__What is being asked__:
The response must match the data below exactly, line for line.

[Records from a data source]
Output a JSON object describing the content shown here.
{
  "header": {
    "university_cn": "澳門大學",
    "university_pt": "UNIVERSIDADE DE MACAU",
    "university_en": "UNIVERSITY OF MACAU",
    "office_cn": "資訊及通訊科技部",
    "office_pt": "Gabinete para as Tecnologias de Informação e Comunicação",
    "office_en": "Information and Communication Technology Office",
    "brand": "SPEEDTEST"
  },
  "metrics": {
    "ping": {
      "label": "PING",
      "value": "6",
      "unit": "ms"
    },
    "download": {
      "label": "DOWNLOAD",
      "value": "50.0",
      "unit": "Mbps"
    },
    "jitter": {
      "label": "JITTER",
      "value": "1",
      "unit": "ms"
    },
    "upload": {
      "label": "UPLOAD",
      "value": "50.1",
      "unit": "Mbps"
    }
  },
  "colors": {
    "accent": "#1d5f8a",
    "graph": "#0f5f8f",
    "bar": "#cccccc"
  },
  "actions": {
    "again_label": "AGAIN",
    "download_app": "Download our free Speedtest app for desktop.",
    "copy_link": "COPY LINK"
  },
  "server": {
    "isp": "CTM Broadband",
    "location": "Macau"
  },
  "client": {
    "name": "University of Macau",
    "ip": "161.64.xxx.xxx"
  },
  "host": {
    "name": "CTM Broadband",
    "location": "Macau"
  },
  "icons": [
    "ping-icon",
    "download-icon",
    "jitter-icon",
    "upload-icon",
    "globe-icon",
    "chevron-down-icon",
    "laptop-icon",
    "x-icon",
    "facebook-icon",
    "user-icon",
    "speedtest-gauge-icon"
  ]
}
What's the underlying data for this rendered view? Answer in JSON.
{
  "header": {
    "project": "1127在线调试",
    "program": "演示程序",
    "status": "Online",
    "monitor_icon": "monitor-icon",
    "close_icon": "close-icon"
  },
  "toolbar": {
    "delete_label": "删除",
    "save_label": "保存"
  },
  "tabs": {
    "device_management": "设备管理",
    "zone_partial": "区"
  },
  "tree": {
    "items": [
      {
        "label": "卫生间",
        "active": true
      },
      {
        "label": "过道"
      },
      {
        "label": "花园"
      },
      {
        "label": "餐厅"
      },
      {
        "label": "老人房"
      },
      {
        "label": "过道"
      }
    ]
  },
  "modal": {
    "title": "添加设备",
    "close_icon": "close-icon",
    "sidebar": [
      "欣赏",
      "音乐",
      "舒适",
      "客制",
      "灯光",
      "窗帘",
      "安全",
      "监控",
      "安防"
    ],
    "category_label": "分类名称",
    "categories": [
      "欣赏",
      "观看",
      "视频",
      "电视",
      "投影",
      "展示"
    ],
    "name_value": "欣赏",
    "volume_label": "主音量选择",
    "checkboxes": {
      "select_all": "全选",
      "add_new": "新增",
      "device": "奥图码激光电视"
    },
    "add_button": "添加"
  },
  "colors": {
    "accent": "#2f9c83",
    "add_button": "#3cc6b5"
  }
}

__Solution__:
Output a JSON object describing the content shown here.
{
  "header": {
    "university_cn": "澳門大學",
    "university_pt": "UNIVERSIDADE DE MACAU",
    "university_en": "UNIVERSITY OF MACAU",
    "office_cn": "資訊及通訊科技部",
    "office_pt": "Gabinete para as Tecnologias de Informação e Comunicação",
    "office_en": "Information and Communication Technology Office",
    "brand": "SPEEDTEST"
  },
  "metrics": {
    "ping": {
      "label": "PING",
      "value": "6",
      "unit": "ms"
    },
    "download": {
      "label": "DOWNLOAD",
      "value": "50.0",
      "unit": "Mbps"
    },
    "jitter": {
      "label": "JITTER",
      "value": "1",
      "unit": "ms"
    },
    "upload": {
      "label": "UPLOAD",
      "value": "50.1",
      "unit": "Mbps"
    }
  },
  "colors": {
    "accent": "#1d5f8a",
    "graph": "#0f5f8f",
    "bar": "#cccccc"
  },
  "actions": {
    "again_label": "AGAIN",
    "download_app": "Download our free Speedtest app for desktop.",
    "copy_link": "COPY LINK"
  },
  "server": {
    "isp": "CTM Broadband",
    "location": "Macau"
  },
  "client": {
    "name": "University of Macau",
    "ip": "161.64.xxx.xxx"
  },
  "host": {
    "name": "CTM Broadband",
    "location": "Macau"
  },
  "icons": [
    "ping-icon",
    "download-icon",
    "jitter-icon",
    "upload-icon",
    "globe-icon",
    "chevron-down-icon",
    "laptop-icon",
    "x-icon",
    "facebook-icon",
    "user-icon",
    "speedtest-gauge-icon"
  ]
}
What's the underlying data for this rendered view? Answer in JSON.
{
  "header": {
    "project": "1127在线调试",
    "program": "演示程序",
    "status": "Online",
    "monitor_icon": "monitor-icon",
    "close_icon": "close-icon"
  },
  "toolbar": {
    "delete_label": "删除",
    "save_label": "保存"
  },
  "tabs": {
    "device_management": "设备管理",
    "zone_partial": "区"
  },
  "tree": {
    "items": [
      {
        "label": "卫生间",
        "active": true
      },
      {
        "label": "过道"
      },
      {
        "label": "花园"
      },
      {
        "label": "餐厅"
      },
      {
        "label": "老人房"
      },
      {
        "label": "过道"
      }
    ]
  },
  "modal": {
    "title": "添加设备",
    "close_icon": "close-icon",
    "sidebar": [
      "欣赏",
      "音乐",
      "舒适",
      "客制",
      "灯光",
      "窗帘",
      "安全",
      "监控",
      "安防"
    ],
    "category_label": "分类名称",
    "categories": [
      "欣赏",
      "观看",
      "视频",
      "电视",
      "投影",
      "展示"
    ],
    "name_value": "欣赏",
    "volume_label": "主音量选择",
    "checkboxes": {
      "select_all": "全选",
      "add_new": "新增",
      "device": "奥图码激光电视"
    },
    "add_button": "添加"
  },
  "colors": {
    "accent": "#2f9c83",
    "add_button": "#3cc6b5"
  }
}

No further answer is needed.